==== Excerpted data ====

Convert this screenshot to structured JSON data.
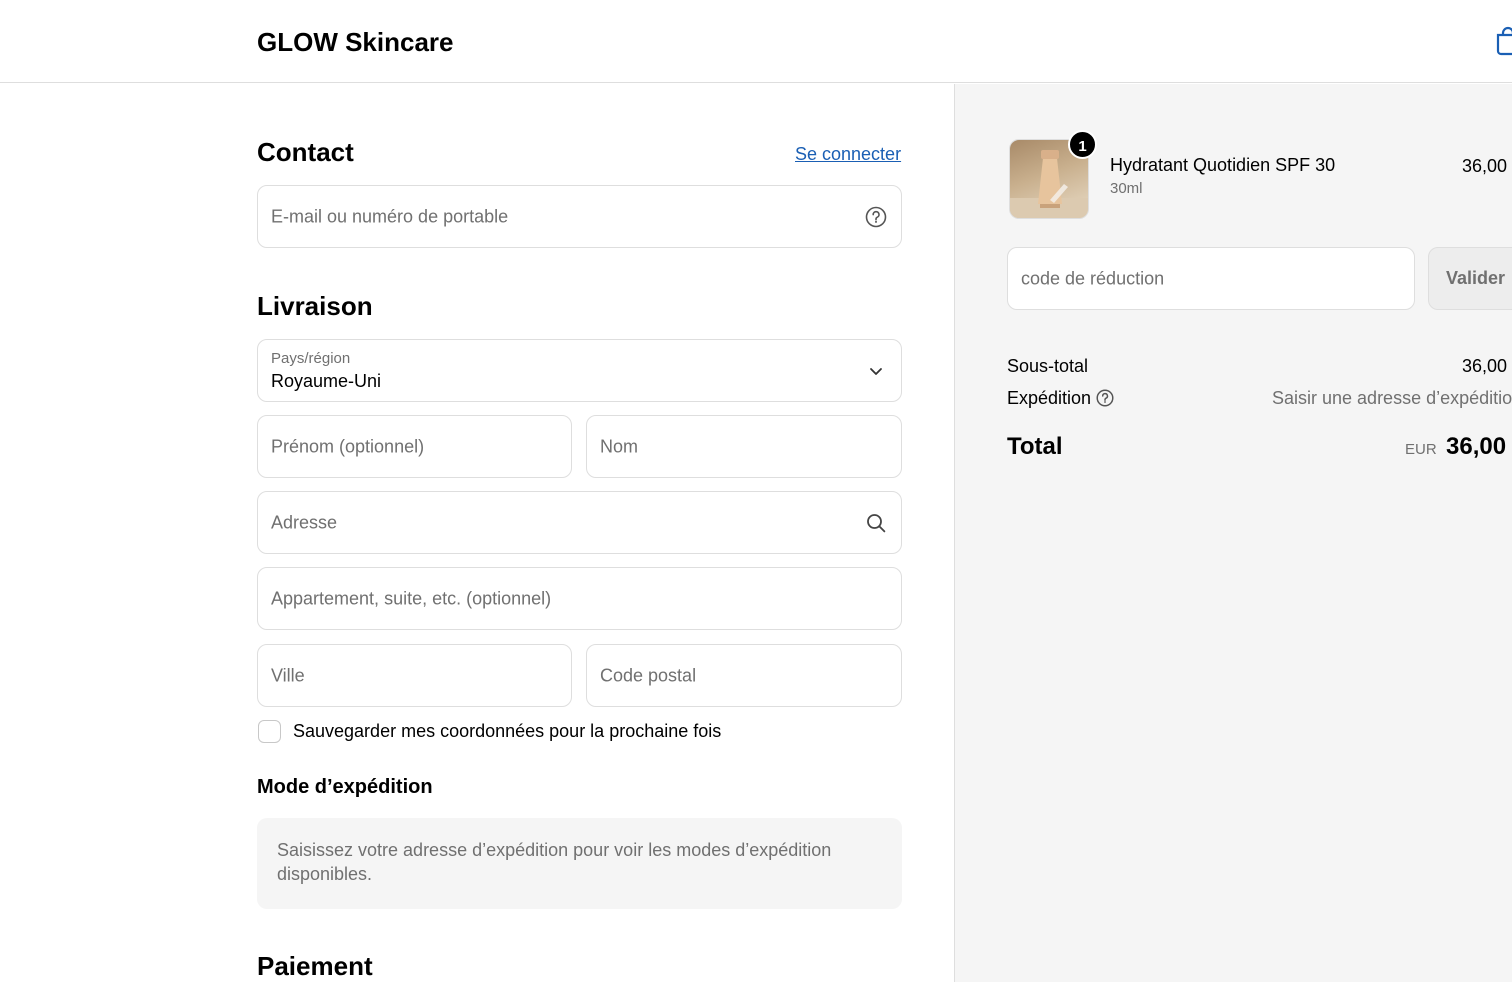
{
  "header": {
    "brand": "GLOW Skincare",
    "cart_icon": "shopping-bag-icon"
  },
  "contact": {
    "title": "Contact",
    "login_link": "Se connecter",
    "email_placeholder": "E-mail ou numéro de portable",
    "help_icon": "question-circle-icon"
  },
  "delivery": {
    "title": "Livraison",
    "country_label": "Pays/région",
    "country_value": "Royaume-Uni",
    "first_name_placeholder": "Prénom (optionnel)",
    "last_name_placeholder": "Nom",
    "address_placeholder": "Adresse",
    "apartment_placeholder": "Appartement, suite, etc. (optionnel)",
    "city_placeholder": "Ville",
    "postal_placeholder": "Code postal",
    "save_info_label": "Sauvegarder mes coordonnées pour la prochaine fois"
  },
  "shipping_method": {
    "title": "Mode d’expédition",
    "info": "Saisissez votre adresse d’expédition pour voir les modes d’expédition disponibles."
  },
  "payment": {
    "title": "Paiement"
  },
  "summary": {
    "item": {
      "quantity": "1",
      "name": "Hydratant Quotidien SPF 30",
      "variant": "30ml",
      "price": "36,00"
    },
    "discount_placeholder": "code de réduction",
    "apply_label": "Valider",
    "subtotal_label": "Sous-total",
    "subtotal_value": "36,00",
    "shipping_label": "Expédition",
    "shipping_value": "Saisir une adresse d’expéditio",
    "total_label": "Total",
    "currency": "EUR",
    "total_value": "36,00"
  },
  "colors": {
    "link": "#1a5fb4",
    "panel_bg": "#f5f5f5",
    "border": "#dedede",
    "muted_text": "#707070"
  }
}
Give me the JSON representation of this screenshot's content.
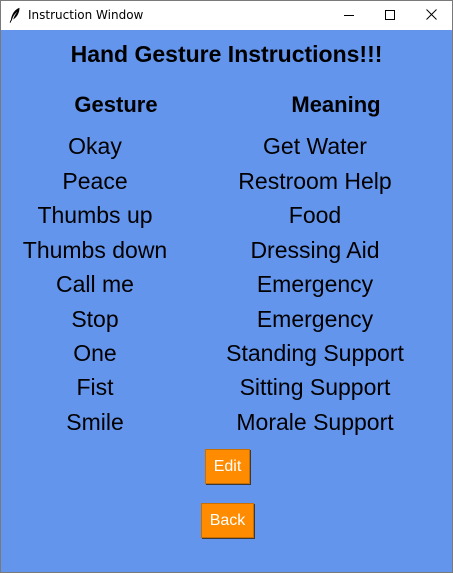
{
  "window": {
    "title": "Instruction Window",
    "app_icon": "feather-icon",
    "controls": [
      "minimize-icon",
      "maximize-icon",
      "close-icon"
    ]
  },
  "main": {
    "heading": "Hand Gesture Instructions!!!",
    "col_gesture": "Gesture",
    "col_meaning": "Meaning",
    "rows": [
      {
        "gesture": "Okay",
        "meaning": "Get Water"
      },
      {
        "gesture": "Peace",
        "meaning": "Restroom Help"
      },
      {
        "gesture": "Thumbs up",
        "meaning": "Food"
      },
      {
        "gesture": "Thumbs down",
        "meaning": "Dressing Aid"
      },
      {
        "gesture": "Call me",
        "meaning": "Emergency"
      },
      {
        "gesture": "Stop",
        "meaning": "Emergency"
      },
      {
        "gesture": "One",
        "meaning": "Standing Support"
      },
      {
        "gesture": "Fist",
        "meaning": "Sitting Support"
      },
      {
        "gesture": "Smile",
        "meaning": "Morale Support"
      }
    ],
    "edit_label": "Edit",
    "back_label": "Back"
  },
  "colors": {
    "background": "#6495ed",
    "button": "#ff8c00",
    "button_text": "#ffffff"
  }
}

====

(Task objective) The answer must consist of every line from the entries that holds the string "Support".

(Response to this exercise)
        "meaning": "Standing Support"
        "meaning": "Sitting Support"
        "meaning": "Morale Support"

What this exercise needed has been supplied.